[Items from an interface collection]

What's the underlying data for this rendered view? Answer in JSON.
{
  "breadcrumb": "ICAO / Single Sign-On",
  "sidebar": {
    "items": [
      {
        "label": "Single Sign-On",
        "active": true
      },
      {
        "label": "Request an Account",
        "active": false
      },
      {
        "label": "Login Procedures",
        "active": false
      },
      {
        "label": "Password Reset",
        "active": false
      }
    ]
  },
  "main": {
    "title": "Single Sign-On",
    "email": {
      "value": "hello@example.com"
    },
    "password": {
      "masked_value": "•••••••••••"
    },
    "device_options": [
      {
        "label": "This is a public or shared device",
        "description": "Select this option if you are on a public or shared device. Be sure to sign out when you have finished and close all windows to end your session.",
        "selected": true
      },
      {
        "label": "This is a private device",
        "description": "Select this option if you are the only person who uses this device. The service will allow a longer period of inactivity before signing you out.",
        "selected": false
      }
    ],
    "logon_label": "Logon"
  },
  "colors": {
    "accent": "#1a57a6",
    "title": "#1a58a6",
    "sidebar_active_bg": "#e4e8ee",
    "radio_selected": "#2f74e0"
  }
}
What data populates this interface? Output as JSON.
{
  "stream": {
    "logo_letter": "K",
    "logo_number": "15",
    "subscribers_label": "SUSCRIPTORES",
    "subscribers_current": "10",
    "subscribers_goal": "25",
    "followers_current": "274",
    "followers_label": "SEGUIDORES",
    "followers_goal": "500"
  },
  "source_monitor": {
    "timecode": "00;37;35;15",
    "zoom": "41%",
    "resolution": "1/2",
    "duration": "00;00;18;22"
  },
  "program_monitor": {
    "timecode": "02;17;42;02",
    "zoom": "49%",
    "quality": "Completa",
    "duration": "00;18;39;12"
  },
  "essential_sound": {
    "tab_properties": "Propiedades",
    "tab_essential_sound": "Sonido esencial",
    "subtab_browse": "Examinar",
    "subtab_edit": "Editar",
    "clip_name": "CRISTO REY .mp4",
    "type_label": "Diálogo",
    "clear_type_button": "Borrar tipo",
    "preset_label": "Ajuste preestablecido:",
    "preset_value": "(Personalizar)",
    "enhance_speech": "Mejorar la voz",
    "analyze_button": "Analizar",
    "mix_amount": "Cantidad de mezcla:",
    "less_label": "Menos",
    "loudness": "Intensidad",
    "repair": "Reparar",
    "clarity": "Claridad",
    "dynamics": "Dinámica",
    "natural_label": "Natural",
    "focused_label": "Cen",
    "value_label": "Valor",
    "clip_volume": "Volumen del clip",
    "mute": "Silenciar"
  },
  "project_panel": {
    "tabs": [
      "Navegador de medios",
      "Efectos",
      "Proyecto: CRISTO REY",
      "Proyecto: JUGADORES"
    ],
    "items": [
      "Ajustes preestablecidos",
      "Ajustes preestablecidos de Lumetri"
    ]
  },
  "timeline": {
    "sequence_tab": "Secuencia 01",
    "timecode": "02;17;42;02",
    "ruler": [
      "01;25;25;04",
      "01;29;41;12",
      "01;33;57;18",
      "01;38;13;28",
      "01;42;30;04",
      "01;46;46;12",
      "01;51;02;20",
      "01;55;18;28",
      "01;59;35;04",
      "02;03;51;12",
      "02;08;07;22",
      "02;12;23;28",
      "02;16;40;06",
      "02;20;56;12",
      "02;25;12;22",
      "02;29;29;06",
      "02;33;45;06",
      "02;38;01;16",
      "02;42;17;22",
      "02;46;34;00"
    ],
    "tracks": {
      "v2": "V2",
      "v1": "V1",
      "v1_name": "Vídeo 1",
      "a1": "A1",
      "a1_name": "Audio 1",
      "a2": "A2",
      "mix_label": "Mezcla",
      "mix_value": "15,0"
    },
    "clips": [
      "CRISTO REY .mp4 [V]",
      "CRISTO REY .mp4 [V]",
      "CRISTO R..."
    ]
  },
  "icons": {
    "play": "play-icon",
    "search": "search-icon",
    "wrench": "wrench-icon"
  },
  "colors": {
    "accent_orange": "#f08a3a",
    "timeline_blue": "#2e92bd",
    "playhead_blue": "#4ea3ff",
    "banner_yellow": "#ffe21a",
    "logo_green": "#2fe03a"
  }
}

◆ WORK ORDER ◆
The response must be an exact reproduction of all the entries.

◆ PROBLEM SOLUTION ◆
What's the underlying data for this rendered view? Answer in JSON.
{
  "breadcrumb": "ICAO / Single Sign-On",
  "sidebar": {
    "items": [
      {
        "label": "Single Sign-On",
        "active": true
      },
      {
        "label": "Request an Account",
        "active": false
      },
      {
        "label": "Login Procedures",
        "active": false
      },
      {
        "label": "Password Reset",
        "active": false
      }
    ]
  },
  "main": {
    "title": "Single Sign-On",
    "email": {
      "value": "hello@example.com"
    },
    "password": {
      "masked_value": "•••••••••••"
    },
    "device_options": [
      {
        "label": "This is a public or shared device",
        "description": "Select this option if you are on a public or shared device. Be sure to sign out when you have finished and close all windows to end your session.",
        "selected": true
      },
      {
        "label": "This is a private device",
        "description": "Select this option if you are the only person who uses this device. The service will allow a longer period of inactivity before signing you out.",
        "selected": false
      }
    ],
    "logon_label": "Logon"
  },
  "colors": {
    "accent": "#1a57a6",
    "title": "#1a58a6",
    "sidebar_active_bg": "#e4e8ee",
    "radio_selected": "#2f74e0"
  }
}
What data populates this interface? Output as JSON.
{
  "stream": {
    "logo_letter": "K",
    "logo_number": "15",
    "subscribers_label": "SUSCRIPTORES",
    "subscribers_current": "10",
    "subscribers_goal": "25",
    "followers_current": "274",
    "followers_label": "SEGUIDORES",
    "followers_goal": "500"
  },
  "source_monitor": {
    "timecode": "00;37;35;15",
    "zoom": "41%",
    "resolution": "1/2",
    "duration": "00;00;18;22"
  },
  "program_monitor": {
    "timecode": "02;17;42;02",
    "zoom": "49%",
    "quality": "Completa",
    "duration": "00;18;39;12"
  },
  "essential_sound": {
    "tab_properties": "Propiedades",
    "tab_essential_sound": "Sonido esencial",
    "subtab_browse": "Examinar",
    "subtab_edit": "Editar",
    "clip_name": "CRISTO REY .mp4",
    "type_label": "Diálogo",
    "clear_type_button": "Borrar tipo",
    "preset_label": "Ajuste preestablecido:",
    "preset_value": "(Personalizar)",
    "enhance_speech": "Mejorar la voz",
    "analyze_button": "Analizar",
    "mix_amount": "Cantidad de mezcla:",
    "less_label": "Menos",
    "loudness": "Intensidad",
    "repair": "Reparar",
    "clarity": "Claridad",
    "dynamics": "Dinámica",
    "natural_label": "Natural",
    "focused_label": "Cen",
    "value_label": "Valor",
    "clip_volume": "Volumen del clip",
    "mute": "Silenciar"
  },
  "project_panel": {
    "tabs": [
      "Navegador de medios",
      "Efectos",
      "Proyecto: CRISTO REY",
      "Proyecto: JUGADORES"
    ],
    "items": [
      "Ajustes preestablecidos",
      "Ajustes preestablecidos de Lumetri"
    ]
  },
  "timeline": {
    "sequence_tab": "Secuencia 01",
    "timecode": "02;17;42;02",
    "ruler": [
      "01;25;25;04",
      "01;29;41;12",
      "01;33;57;18",
      "01;38;13;28",
      "01;42;30;04",
      "01;46;46;12",
      "01;51;02;20",
      "01;55;18;28",
      "01;59;35;04",
      "02;03;51;12",
      "02;08;07;22",
      "02;12;23;28",
      "02;16;40;06",
      "02;20;56;12",
      "02;25;12;22",
      "02;29;29;06",
      "02;33;45;06",
      "02;38;01;16",
      "02;42;17;22",
      "02;46;34;00"
    ],
    "tracks": {
      "v2": "V2",
      "v1": "V1",
      "v1_name": "Vídeo 1",
      "a1": "A1",
      "a1_name": "Audio 1",
      "a2": "A2",
      "mix_label": "Mezcla",
      "mix_value": "15,0"
    },
    "clips": [
      "CRISTO REY .mp4 [V]",
      "CRISTO REY .mp4 [V]",
      "CRISTO R..."
    ]
  },
  "icons": {
    "play": "play-icon",
    "search": "search-icon",
    "wrench": "wrench-icon"
  },
  "colors": {
    "accent_orange": "#f08a3a",
    "timeline_blue": "#2e92bd",
    "playhead_blue": "#4ea3ff",
    "banner_yellow": "#ffe21a",
    "logo_green": "#2fe03a"
  }
}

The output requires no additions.